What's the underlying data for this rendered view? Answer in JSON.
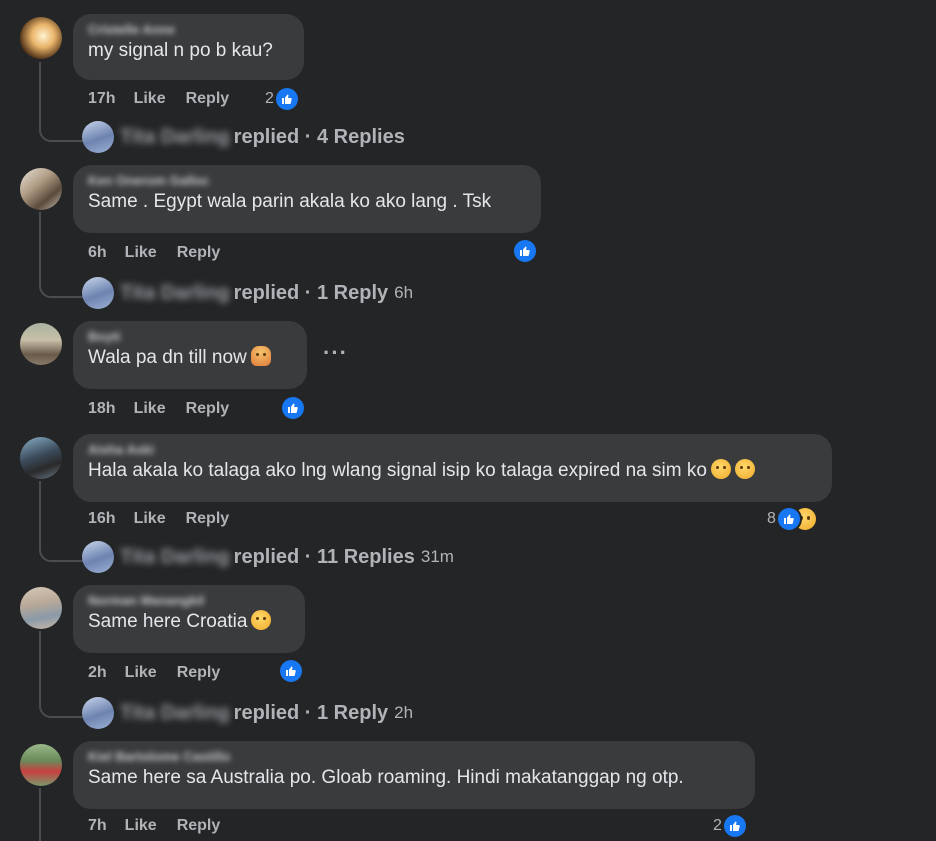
{
  "comments": [
    {
      "name": "Cristelle Anne",
      "text": "my signal n po b kau?",
      "time": "17h",
      "like": "Like",
      "reply": "Reply",
      "reaction_count": "2",
      "replier": "Tita Darling",
      "replied": "replied · 4 Replies",
      "reply_time": ""
    },
    {
      "name": "Ken Onerom Galloc",
      "text": "Same . Egypt wala parin akala ko ako lang . Tsk",
      "time": "6h",
      "like": "Like",
      "reply": "Reply",
      "reaction_count": "",
      "replier": "Tita Darling",
      "replied": "replied · 1 Reply",
      "reply_time": "6h"
    },
    {
      "name": "Boyti",
      "text": "Wala pa dn till now",
      "time": "18h",
      "like": "Like",
      "reply": "Reply",
      "reaction_count": ""
    },
    {
      "name": "Aisha Aski",
      "text": "Hala akala ko talaga ako lng wlang signal isip ko talaga expired na sim ko",
      "time": "16h",
      "like": "Like",
      "reply": "Reply",
      "reaction_count": "8",
      "replier": "Tita Darling",
      "replied": "replied · 11 Replies",
      "reply_time": "31m"
    },
    {
      "name": "Norman Manangkil",
      "text": "Same here Croatia",
      "time": "2h",
      "like": "Like",
      "reply": "Reply",
      "reaction_count": "",
      "replier": "Tita Darling",
      "replied": "replied · 1 Reply",
      "reply_time": "2h"
    },
    {
      "name": "Kiel Bartolome Castillo",
      "text": "Same here sa Australia po. Gloab roaming. Hindi makatanggap ng otp.",
      "time": "7h",
      "like": "Like",
      "reply": "Reply",
      "reaction_count": "2"
    }
  ],
  "more_options": "···",
  "colors": {
    "accent": "#1877f2",
    "bubble": "#3a3b3c",
    "background": "#242526"
  },
  "icons": [
    "like-icon",
    "sad-icon",
    "more-options-icon"
  ]
}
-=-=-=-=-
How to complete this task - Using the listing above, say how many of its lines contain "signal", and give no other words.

Solution to this exercise - 2